• _Records provided_
= = = =
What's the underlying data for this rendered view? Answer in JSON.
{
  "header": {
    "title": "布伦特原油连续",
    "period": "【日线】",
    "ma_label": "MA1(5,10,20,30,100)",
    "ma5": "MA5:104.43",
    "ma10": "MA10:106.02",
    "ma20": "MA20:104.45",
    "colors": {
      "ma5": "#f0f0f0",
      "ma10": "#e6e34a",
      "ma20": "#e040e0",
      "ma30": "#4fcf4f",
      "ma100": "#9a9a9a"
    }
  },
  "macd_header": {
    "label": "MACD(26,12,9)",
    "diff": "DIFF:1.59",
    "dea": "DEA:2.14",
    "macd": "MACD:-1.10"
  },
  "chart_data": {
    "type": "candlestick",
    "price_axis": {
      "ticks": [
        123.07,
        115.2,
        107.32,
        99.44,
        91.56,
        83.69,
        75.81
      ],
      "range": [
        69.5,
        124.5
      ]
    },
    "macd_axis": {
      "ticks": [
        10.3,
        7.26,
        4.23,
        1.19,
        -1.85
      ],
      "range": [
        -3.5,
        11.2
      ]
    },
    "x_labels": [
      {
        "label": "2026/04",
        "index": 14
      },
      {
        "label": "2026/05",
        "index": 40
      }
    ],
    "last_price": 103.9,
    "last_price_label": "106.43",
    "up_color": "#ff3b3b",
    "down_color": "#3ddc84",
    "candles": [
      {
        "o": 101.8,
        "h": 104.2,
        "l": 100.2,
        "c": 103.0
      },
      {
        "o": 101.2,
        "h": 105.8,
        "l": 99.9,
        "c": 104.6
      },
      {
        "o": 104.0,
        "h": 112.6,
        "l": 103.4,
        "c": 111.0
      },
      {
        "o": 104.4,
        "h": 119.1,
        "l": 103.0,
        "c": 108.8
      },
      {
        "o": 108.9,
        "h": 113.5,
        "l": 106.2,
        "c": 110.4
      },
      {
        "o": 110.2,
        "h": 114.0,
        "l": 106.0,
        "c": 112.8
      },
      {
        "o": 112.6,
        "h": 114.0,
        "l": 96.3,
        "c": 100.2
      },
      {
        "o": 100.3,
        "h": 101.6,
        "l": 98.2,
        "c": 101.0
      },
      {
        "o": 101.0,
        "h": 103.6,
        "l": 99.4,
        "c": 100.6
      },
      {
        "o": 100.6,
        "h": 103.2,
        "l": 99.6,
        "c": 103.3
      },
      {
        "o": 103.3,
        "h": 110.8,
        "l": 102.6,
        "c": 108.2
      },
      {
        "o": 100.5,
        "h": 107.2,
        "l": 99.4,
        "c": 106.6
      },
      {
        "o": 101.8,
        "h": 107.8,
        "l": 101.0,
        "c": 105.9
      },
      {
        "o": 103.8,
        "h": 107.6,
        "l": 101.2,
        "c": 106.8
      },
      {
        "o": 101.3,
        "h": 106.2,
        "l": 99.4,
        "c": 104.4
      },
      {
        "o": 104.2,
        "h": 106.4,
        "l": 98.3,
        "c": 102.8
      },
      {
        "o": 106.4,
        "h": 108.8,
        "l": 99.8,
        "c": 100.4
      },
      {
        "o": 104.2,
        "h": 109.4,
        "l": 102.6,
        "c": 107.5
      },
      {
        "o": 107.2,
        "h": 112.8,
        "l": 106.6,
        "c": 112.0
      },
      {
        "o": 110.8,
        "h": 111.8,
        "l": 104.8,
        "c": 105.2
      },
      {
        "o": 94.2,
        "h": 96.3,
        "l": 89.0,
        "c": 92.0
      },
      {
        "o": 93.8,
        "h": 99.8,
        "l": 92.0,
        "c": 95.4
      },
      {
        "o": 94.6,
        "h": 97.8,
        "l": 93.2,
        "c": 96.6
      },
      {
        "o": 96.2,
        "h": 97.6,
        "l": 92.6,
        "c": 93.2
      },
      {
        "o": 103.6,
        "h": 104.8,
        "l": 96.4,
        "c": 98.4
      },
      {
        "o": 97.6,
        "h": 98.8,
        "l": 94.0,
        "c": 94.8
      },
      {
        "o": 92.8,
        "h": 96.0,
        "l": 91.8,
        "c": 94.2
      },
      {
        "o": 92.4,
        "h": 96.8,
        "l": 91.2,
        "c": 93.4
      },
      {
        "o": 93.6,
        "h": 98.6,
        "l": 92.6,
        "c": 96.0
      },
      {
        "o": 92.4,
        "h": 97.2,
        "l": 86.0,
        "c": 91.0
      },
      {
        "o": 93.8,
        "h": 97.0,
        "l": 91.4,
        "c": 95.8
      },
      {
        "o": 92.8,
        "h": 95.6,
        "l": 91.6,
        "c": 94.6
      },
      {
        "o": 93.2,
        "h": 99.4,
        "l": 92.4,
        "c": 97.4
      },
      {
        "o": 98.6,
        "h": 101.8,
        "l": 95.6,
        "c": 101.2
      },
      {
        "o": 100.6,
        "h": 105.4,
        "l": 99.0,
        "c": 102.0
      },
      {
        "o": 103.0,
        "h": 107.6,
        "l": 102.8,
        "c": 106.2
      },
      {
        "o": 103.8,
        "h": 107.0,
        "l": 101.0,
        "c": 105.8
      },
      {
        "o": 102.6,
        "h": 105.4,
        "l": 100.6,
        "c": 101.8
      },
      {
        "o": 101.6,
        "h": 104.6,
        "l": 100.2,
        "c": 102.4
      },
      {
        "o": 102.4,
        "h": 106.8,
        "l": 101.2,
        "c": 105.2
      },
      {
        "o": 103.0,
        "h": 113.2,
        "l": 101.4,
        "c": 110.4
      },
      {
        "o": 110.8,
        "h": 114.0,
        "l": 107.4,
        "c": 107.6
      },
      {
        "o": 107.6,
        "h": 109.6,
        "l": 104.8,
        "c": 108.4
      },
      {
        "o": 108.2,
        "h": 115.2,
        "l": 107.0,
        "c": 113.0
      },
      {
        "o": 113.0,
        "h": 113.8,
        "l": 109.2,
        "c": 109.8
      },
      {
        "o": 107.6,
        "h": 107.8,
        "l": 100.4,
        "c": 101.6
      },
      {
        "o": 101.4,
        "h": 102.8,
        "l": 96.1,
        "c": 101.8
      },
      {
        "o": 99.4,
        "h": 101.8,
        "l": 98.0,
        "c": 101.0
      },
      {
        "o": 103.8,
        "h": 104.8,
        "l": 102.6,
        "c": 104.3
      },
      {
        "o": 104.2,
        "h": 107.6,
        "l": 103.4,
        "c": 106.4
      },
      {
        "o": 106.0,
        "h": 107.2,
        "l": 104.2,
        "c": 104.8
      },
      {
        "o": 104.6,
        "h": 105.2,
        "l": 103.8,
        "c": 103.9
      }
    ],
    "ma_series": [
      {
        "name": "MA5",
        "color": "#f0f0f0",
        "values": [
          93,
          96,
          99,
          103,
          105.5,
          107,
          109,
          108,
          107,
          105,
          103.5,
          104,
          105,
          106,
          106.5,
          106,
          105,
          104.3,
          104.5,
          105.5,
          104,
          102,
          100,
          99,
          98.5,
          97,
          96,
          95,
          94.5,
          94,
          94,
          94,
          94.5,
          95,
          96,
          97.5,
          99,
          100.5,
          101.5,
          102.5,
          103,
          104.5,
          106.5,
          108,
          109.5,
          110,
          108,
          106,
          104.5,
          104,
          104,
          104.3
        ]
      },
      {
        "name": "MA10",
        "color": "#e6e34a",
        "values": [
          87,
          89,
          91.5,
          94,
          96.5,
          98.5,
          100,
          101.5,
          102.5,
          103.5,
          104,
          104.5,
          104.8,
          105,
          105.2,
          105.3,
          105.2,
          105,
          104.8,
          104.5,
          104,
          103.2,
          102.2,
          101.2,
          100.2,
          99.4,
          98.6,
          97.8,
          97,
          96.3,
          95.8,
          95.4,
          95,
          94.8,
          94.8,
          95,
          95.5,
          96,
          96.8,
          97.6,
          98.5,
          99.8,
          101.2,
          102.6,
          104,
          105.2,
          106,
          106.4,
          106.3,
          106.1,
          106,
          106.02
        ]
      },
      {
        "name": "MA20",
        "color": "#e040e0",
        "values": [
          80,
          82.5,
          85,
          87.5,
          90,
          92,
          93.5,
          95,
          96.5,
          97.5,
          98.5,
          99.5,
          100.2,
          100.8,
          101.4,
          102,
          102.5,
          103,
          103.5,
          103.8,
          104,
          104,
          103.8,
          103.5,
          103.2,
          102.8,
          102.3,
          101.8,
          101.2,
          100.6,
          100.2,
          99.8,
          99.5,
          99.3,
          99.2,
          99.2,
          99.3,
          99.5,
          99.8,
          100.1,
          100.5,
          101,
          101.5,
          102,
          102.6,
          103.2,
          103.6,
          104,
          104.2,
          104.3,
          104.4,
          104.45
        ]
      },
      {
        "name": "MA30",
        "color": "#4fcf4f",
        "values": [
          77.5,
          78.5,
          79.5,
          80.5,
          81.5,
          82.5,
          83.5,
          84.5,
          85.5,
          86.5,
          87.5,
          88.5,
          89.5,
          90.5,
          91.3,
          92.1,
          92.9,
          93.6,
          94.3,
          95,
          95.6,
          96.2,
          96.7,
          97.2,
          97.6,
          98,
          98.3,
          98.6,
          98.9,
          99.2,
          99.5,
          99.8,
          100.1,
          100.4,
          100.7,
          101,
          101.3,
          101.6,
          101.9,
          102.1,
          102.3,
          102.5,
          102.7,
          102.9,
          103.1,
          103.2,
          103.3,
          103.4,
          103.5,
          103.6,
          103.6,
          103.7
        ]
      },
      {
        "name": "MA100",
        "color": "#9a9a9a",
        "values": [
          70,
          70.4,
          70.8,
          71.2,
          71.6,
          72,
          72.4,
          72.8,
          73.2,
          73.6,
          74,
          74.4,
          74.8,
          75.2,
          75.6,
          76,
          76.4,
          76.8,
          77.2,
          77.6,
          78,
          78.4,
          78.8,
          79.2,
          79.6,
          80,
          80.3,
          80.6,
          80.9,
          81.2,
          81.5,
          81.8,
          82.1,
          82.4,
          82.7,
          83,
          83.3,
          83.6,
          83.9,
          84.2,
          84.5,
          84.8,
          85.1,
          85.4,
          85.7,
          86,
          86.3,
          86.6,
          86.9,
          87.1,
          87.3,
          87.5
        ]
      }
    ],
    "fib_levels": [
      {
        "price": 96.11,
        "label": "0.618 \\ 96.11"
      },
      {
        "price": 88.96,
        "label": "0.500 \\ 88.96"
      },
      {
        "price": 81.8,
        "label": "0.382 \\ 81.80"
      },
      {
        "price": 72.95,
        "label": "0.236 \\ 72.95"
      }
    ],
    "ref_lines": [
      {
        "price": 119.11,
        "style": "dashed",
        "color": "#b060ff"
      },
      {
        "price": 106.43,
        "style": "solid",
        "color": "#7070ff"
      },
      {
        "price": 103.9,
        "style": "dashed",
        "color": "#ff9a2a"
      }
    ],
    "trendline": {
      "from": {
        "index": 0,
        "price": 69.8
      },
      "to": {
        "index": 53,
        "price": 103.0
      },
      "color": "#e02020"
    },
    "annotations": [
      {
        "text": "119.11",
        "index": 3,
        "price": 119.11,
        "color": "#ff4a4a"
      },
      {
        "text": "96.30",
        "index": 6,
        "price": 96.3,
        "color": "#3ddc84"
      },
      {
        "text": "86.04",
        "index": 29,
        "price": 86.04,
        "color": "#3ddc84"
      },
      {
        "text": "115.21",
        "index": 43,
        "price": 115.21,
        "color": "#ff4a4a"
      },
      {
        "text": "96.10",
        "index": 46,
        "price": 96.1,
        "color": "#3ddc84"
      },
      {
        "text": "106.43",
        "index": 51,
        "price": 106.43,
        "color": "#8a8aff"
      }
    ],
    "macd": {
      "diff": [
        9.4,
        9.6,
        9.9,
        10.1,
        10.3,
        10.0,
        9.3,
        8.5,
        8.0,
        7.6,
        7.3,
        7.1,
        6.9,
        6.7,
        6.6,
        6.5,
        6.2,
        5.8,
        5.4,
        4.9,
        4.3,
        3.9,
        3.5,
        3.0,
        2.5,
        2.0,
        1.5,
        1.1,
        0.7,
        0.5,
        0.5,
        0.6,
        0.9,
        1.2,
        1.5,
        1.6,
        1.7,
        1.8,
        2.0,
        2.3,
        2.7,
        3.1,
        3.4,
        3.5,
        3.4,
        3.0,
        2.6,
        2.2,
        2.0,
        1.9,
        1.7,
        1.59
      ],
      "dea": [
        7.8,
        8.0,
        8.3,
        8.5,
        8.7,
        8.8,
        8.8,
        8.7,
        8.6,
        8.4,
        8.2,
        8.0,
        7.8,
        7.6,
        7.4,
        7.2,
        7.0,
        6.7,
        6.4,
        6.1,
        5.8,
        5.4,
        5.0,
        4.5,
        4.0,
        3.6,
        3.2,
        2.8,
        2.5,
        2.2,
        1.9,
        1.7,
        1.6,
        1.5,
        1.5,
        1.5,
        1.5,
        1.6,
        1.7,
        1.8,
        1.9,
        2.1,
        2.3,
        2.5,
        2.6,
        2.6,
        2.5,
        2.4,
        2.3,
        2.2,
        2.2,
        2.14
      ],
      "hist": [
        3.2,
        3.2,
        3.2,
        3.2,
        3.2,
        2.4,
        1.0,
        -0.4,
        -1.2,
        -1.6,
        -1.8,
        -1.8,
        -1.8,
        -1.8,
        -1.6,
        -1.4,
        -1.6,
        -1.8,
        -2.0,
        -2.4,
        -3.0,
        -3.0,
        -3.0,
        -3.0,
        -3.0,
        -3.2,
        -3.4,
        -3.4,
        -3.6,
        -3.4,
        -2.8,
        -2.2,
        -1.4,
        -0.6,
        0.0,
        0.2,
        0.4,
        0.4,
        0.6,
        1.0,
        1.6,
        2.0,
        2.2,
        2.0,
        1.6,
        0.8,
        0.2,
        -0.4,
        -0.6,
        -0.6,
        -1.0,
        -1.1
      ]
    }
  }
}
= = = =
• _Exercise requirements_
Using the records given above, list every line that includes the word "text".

• _Written response_
        "text": "119.11",
        "text": "96.30",
        "text": "86.04",
        "text": "115.21",
        "text": "96.10",
        "text": "106.43",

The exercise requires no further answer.